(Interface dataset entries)
=== Begin Enclosure ===

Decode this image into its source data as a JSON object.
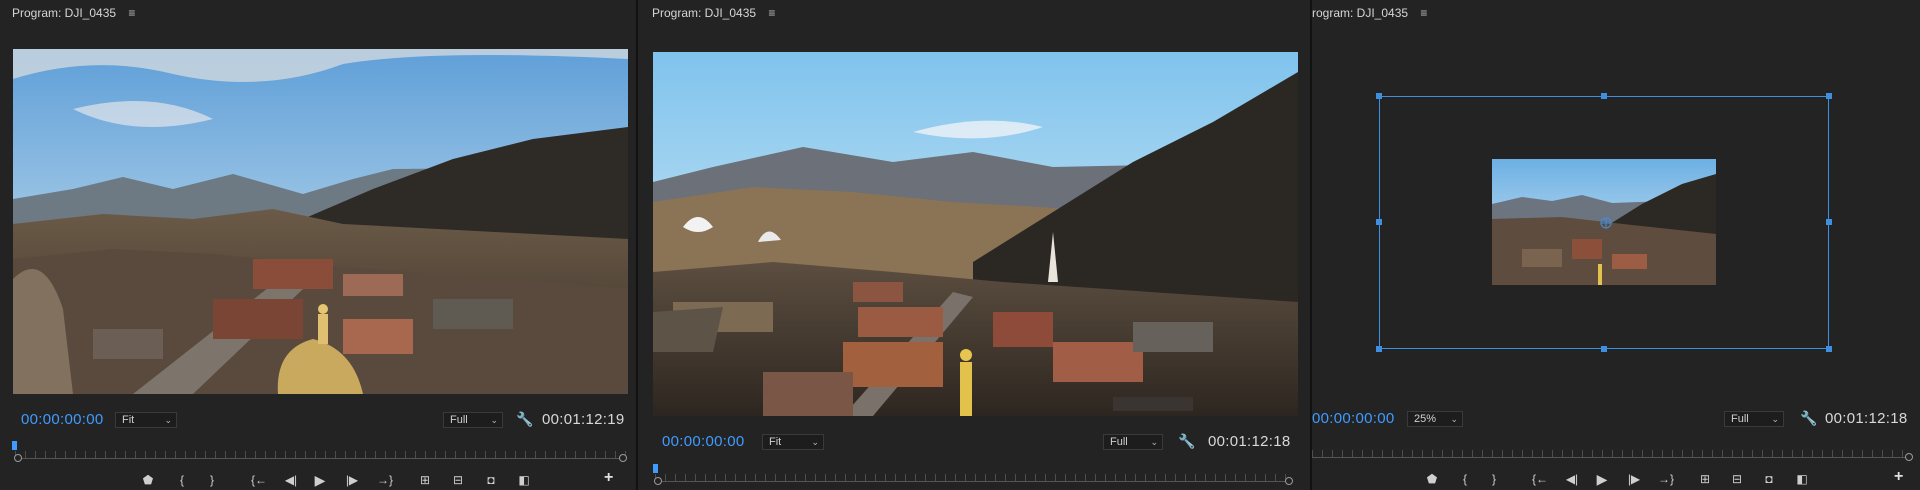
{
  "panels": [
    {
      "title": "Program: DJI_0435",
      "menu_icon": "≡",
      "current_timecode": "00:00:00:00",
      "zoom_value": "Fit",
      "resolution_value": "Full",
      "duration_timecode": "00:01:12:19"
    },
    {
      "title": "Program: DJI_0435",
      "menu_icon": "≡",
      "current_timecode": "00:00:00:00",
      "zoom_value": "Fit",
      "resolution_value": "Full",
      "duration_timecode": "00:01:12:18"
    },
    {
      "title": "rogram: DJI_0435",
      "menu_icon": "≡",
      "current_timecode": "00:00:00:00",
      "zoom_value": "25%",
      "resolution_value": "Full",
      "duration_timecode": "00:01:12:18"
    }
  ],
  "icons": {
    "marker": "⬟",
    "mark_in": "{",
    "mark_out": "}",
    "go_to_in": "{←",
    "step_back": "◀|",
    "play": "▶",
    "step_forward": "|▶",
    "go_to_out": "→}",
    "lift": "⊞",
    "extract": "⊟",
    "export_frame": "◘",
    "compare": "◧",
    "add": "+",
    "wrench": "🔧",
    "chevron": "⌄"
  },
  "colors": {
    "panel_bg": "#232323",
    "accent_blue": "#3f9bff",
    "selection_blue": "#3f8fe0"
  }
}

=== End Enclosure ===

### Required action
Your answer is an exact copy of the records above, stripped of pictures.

### Response to this task
Decode this image into its source data as a JSON object.
{
  "panels": [
    {
      "title": "Program: DJI_0435",
      "menu_icon": "≡",
      "current_timecode": "00:00:00:00",
      "zoom_value": "Fit",
      "resolution_value": "Full",
      "duration_timecode": "00:01:12:19"
    },
    {
      "title": "Program: DJI_0435",
      "menu_icon": "≡",
      "current_timecode": "00:00:00:00",
      "zoom_value": "Fit",
      "resolution_value": "Full",
      "duration_timecode": "00:01:12:18"
    },
    {
      "title": "rogram: DJI_0435",
      "menu_icon": "≡",
      "current_timecode": "00:00:00:00",
      "zoom_value": "25%",
      "resolution_value": "Full",
      "duration_timecode": "00:01:12:18"
    }
  ],
  "icons": {
    "marker": "⬟",
    "mark_in": "{",
    "mark_out": "}",
    "go_to_in": "{←",
    "step_back": "◀|",
    "play": "▶",
    "step_forward": "|▶",
    "go_to_out": "→}",
    "lift": "⊞",
    "extract": "⊟",
    "export_frame": "◘",
    "compare": "◧",
    "add": "+",
    "wrench": "🔧",
    "chevron": "⌄"
  },
  "colors": {
    "panel_bg": "#232323",
    "accent_blue": "#3f9bff",
    "selection_blue": "#3f8fe0"
  }
}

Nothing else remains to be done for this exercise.